- SUPPLIED RECORDS -
--- START ---

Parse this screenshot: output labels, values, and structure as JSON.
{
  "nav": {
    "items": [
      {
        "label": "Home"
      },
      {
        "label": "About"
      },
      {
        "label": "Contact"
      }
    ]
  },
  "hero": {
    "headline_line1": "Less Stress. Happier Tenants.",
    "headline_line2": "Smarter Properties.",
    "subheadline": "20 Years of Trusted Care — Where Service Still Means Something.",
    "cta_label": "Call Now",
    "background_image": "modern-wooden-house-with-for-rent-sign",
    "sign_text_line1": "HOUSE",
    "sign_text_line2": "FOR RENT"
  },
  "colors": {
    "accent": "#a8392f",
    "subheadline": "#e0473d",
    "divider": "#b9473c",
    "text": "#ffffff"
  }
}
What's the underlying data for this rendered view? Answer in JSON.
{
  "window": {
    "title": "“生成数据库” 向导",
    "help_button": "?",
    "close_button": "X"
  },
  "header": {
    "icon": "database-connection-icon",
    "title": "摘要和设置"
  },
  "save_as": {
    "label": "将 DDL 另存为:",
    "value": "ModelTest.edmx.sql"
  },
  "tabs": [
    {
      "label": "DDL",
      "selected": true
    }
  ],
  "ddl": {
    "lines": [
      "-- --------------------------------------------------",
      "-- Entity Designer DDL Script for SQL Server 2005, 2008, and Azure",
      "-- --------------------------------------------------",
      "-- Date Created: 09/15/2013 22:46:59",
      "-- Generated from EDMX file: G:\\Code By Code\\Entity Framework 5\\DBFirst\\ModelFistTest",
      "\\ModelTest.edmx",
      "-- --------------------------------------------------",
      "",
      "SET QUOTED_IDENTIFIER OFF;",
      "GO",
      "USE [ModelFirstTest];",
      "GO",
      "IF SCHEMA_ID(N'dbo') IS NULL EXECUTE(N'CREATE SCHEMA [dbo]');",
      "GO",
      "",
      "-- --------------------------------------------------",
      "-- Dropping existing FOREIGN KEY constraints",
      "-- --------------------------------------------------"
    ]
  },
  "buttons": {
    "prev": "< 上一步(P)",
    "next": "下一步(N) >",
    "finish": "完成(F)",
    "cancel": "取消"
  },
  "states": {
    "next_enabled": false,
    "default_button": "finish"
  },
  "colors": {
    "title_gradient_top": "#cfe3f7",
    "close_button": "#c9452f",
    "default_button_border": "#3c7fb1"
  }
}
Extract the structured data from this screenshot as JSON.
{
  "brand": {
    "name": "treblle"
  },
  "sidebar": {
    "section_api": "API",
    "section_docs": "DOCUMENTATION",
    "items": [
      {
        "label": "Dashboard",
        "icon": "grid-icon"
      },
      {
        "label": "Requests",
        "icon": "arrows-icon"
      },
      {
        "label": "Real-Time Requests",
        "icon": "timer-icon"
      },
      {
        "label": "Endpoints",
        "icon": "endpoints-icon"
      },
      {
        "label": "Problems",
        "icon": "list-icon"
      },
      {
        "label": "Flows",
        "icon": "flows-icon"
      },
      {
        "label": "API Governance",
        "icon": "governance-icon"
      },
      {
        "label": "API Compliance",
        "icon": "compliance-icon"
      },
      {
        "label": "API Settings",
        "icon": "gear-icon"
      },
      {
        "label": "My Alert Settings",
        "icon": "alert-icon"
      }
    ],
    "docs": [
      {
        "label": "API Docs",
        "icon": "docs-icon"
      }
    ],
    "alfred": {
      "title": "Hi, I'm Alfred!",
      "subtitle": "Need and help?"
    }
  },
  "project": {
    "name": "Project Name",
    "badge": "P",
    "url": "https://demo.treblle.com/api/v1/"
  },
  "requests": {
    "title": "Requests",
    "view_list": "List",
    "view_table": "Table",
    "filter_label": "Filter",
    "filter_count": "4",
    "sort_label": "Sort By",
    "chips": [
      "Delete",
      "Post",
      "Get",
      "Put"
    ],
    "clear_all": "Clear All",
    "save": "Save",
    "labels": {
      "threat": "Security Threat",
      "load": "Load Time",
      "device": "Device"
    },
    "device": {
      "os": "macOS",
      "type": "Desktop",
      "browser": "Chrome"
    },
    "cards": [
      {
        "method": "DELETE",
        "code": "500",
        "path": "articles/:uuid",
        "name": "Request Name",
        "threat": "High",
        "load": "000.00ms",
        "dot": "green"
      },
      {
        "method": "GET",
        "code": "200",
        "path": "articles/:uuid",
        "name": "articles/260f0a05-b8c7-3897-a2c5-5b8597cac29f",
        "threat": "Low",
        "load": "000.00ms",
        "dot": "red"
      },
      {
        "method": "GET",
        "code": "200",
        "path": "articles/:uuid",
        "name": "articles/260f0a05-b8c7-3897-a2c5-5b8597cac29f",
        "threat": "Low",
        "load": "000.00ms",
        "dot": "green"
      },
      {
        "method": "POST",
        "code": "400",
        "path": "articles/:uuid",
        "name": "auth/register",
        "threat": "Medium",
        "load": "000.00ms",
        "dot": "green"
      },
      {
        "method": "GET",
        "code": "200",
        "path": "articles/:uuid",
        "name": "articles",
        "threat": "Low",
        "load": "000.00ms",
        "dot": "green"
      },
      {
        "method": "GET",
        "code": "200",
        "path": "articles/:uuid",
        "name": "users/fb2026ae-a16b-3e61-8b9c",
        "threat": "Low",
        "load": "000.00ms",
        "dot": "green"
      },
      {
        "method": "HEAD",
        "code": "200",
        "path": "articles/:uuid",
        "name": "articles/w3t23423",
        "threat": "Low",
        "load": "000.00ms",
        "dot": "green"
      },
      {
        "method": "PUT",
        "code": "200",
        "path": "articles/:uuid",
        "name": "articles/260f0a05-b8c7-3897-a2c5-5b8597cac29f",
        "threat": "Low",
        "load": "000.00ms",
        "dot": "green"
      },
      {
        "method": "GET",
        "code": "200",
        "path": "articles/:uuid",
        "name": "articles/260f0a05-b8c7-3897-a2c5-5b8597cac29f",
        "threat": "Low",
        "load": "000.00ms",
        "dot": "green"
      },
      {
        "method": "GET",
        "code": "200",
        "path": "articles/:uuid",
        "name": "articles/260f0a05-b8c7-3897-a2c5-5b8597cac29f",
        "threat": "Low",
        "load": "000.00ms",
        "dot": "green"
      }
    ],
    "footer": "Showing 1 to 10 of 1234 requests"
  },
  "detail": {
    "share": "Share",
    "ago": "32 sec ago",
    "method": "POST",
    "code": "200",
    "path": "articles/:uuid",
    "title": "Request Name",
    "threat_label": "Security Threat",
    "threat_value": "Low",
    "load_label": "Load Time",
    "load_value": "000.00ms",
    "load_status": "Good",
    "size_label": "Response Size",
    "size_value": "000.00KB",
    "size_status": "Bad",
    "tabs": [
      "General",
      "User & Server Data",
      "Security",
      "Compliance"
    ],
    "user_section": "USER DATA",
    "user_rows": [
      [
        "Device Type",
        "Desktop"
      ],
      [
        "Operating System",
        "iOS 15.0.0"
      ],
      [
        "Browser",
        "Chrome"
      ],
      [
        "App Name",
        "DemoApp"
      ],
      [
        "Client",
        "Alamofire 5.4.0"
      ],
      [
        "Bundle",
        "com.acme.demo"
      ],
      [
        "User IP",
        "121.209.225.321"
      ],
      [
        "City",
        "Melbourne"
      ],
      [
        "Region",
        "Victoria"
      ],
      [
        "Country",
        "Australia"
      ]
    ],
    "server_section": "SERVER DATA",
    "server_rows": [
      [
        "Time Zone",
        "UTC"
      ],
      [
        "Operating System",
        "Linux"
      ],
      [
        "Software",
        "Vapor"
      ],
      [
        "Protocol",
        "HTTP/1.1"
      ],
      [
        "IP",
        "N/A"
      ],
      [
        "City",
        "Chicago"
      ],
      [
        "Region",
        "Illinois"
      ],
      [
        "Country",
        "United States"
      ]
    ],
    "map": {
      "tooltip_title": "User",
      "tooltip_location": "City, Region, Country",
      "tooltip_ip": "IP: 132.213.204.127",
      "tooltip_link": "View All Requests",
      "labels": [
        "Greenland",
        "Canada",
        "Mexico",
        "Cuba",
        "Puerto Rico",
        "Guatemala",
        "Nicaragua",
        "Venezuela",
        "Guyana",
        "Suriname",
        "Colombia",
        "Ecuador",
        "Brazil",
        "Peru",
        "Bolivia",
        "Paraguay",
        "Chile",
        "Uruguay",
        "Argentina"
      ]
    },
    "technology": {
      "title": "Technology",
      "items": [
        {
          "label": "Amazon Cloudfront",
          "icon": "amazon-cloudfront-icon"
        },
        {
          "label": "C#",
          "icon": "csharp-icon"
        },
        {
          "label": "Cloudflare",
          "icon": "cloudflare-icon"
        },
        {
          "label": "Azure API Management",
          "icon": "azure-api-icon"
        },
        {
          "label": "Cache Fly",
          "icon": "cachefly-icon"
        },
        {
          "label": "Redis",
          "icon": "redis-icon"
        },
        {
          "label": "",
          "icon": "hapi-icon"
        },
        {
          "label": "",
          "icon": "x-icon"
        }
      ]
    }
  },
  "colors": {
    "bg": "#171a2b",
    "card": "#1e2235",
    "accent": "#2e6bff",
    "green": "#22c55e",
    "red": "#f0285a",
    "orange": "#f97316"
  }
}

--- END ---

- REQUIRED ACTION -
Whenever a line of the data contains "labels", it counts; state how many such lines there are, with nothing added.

- RESPONSE AREA -
3